The Defendant admitted breach of duty on the basis that the Claimant should have been transferred from the hospital to the QMC by first thing in the morning of the Saturday for scanning, but the case proceeded to Trial on the issue of causation. There was significant dispute between the parties as to the mechanism of the injury and whether, as alleged by the Claimant, this would have been avoided with earlier diagnosis and surgery. Issues also concerned the timing of transfer from the hospital to the QMC, timing of the MRI scan and timing of surgery.
As part of the ongoing litigation process and by order of the court, the parties were required to consider alternative dispute resolution. A Joint Settlement Meeting was arranged for 1 December 2015 but the Defendant later declined this invitation and the meeting was cancelled on 26 November 2015.
The Claimant made a Part 36 Offer on liability at 85:15. This offer expired on the 31 December 2015. Trial was to commence on 4 January 2016. This offer was rejected by the Defendant.
After hearing all of the evidence, His Honour Judge Nigel Godsmark QC found that the Claimant would have been transferred to the QMC by ambulance on the morning of the 19 February 2011, arriving at around 08:45. The MRI scan would have been undertaken by 11:00 that same morning with the Claimant being taken to theatre by 13:30 that afternoon.
HHJ Godsmark QC accepted the findings of the Claimant’s medical expert(s) that there was cord compression together with a venous thrombophlebitis and that earlier surgery would have spared the Claimant and she would have made a full recovery.
Judgment for the Claimant with damages to be assessed.
Part 36 Offer/Indemnity Costs:
HHJ Godsmark QC was advised of the Claimant’s Part 36 Offer and the failure on the part of the Defendant to attend a JSM. As the Claimant had effectively beaten their Part 36 Offer in relation to liability the court awarded indemnity costs from the expiry of the offer – 31 December 2015.

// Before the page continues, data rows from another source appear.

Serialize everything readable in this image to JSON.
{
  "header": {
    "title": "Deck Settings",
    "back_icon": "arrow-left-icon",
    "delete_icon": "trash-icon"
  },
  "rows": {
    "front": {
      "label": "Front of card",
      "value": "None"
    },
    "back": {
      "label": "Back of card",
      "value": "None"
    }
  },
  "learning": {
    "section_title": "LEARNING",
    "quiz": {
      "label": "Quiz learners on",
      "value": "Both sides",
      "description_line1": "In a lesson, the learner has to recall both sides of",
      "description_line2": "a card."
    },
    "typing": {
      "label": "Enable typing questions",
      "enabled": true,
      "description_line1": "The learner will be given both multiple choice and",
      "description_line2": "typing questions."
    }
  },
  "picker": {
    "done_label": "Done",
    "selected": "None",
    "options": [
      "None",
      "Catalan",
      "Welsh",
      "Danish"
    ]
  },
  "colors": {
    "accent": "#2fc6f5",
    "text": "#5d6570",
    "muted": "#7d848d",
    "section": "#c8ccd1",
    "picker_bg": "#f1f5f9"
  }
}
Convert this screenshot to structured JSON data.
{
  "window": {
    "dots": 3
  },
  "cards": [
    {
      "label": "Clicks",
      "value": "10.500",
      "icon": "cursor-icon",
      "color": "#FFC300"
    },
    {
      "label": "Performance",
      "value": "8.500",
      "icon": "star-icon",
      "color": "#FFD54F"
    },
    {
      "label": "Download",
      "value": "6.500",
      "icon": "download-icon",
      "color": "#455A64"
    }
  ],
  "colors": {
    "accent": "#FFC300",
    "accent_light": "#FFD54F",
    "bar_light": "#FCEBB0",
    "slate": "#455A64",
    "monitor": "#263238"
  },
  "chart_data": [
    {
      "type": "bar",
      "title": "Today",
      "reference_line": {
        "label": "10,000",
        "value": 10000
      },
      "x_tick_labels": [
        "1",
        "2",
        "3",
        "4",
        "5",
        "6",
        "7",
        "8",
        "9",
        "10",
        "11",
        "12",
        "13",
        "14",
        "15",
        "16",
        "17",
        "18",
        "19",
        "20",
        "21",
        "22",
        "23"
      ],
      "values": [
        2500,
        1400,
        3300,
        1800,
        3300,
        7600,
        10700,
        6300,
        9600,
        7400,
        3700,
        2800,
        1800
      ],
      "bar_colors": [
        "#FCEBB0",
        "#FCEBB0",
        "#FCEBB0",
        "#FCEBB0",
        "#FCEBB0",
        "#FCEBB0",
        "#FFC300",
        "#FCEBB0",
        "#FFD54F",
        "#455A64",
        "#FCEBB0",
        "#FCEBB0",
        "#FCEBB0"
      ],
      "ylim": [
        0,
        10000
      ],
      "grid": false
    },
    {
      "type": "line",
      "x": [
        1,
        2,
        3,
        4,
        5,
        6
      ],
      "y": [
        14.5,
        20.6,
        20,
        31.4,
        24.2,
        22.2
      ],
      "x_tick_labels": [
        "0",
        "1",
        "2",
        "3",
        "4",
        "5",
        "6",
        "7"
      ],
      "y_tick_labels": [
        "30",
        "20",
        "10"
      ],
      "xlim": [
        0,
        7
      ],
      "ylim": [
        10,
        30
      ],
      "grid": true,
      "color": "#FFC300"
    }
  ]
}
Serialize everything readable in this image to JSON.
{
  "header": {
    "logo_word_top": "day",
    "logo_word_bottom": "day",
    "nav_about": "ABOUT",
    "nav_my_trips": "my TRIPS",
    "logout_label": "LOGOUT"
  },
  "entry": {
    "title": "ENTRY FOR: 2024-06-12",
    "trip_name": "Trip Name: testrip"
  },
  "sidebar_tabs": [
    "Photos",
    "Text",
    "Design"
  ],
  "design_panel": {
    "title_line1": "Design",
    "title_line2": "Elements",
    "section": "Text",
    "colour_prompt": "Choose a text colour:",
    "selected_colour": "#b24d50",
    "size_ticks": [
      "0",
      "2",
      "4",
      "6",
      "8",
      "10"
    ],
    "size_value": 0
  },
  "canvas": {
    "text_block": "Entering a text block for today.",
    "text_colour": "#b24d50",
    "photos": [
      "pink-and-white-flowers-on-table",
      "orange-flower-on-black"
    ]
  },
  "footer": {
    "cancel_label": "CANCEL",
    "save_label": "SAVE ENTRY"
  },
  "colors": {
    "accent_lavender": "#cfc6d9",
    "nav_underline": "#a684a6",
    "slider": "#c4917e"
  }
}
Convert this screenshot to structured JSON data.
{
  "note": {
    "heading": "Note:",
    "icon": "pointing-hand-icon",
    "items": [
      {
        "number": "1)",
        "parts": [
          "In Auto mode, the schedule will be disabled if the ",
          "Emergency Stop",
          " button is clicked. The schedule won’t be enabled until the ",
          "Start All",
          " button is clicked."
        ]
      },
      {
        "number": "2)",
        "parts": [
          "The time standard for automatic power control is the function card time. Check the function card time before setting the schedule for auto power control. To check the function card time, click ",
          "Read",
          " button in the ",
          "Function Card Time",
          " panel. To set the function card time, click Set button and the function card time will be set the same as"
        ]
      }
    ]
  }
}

Counsel for the Claimant, Mr Jonathan Hand, submitted that the Claimant should be entitled to further indemnity costs from the date of the cancelled JSM, 1 December 2015, on the basis that the Defendant’s failure to engage in ADR was unreasonable, that a JSM was proportionate and eminently suitable in this case. The Defendant objected to this. Whilst the Defendant had provided a witness statement setting out reasons as to why they did not attend the JSM, the reasons given during submissions differed.
HHJ Godsmark QC found that a party’s decision not to negotiate flies in the face of their obligation absent a good reason for not doing so, and awarded further indemnity costs from 1 December 2015, this being the date of the cancelled JSM.
Payment on account of costs:
The Claimant submitted that a payment on account of costs should be awarded. The Defendant objected to this and proposed that an application be submitted at a later stage. This was a budgeted case and so the Court could be clear as to what costs had been incurred and estimated up to and including Trial. The approved budget in this case, relating to liability costs only was in the region of £175,000 excluding VAT. In view of the finding of indemnity costs HHJ Godsmark QC awarded a payment on account in the sum of £120,000 plus VAT.